Over 3 million people have fled their homes since the onset of the conflict, and more than 20 million are in need of humanitarian assistance throughout the country.
A couple of weeks ago, ICRC doubled its aid to the struggling Arab country, Maurer told Al Jazeera.
Yemen's rainy season from July to September would increase the risk of the disease spreading further through water contaminated with faeces, Oxfam has said.
The UN representatives declined to elaborate on the visit, however, Yemen's official Saba news agency said the officials had met self-styled prime minister Ahmed bin Dagher for talks on global humanitarian aid, adding that the visit aimed to contain "the cholera epidemic which has spread to all provinces". Frequent consumption of uncontaminated water and food can effectively treat the disease, but without treatment it can prove fatal.

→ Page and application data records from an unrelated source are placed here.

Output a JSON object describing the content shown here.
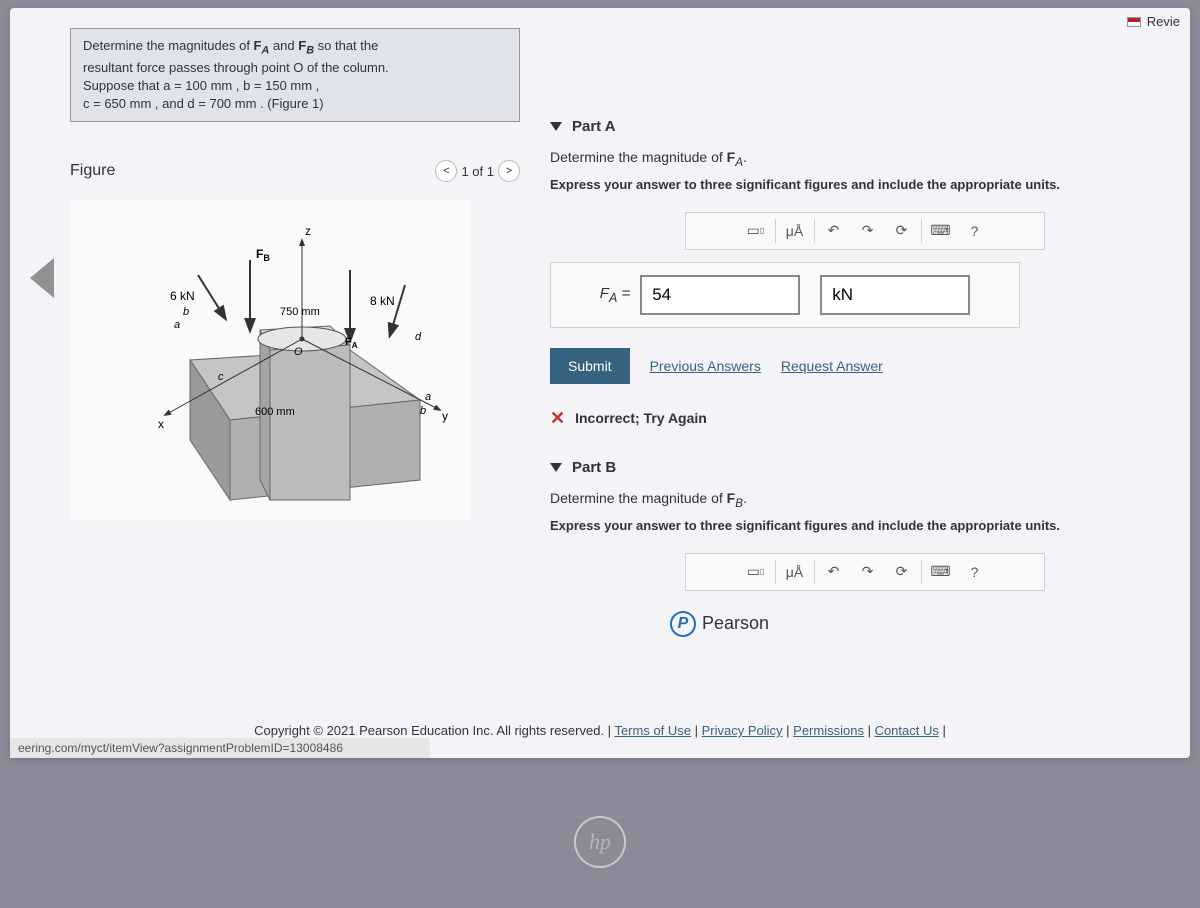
{
  "topBar": {
    "reviewLabel": "Revie"
  },
  "problem": {
    "line1_prefix": "Determine the magnitudes of ",
    "fa": "F",
    "faSub": "A",
    "and": " and ",
    "fb": "F",
    "fbSub": "B",
    "line1_suffix": " so that the",
    "line2": "resultant force passes through point O of the column.",
    "line3": "Suppose that a = 100 mm , b = 150 mm ,",
    "line4": "c = 650 mm , and d = 700 mm . (Figure 1)"
  },
  "figure": {
    "title": "Figure",
    "pageLabel": "1 of 1",
    "labels": {
      "z": "z",
      "x": "x",
      "y": "y",
      "fb": "F_B",
      "fa": "F_A",
      "sixkn": "6 kN",
      "eightkn": "8 kN",
      "b": "b",
      "a": "a",
      "c": "c",
      "d": "d",
      "dim750": "750 mm",
      "dim600": "600 mm",
      "origin": "O"
    }
  },
  "partA": {
    "label": "Part A",
    "prompt": "Determine the magnitude of F_A.",
    "instr": "Express your answer to three significant figures and include the appropriate units.",
    "answerLabel": "F_A =",
    "answerValue": "54",
    "unitValue": "kN",
    "submit": "Submit",
    "prevAns": "Previous Answers",
    "reqAns": "Request Answer",
    "feedback": "Incorrect; Try Again"
  },
  "partB": {
    "label": "Part B",
    "prompt": "Determine the magnitude of F_B.",
    "instr": "Express your answer to three significant figures and include the appropriate units."
  },
  "pearson": "Pearson",
  "footer": {
    "copyright": "Copyright © 2021 Pearson Education Inc. All rights reserved. | ",
    "terms": "Terms of Use",
    "privacy": "Privacy Policy",
    "permissions": "Permissions",
    "contact": "Contact Us"
  },
  "url": "eering.com/myct/itemView?assignmentProblemID=13008486",
  "hp": "hp",
  "tools": {
    "units": "μÅ",
    "help": "?"
  }
}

Cholera infection first became epidemic in Yemen last October and spread until December, when it dwindled.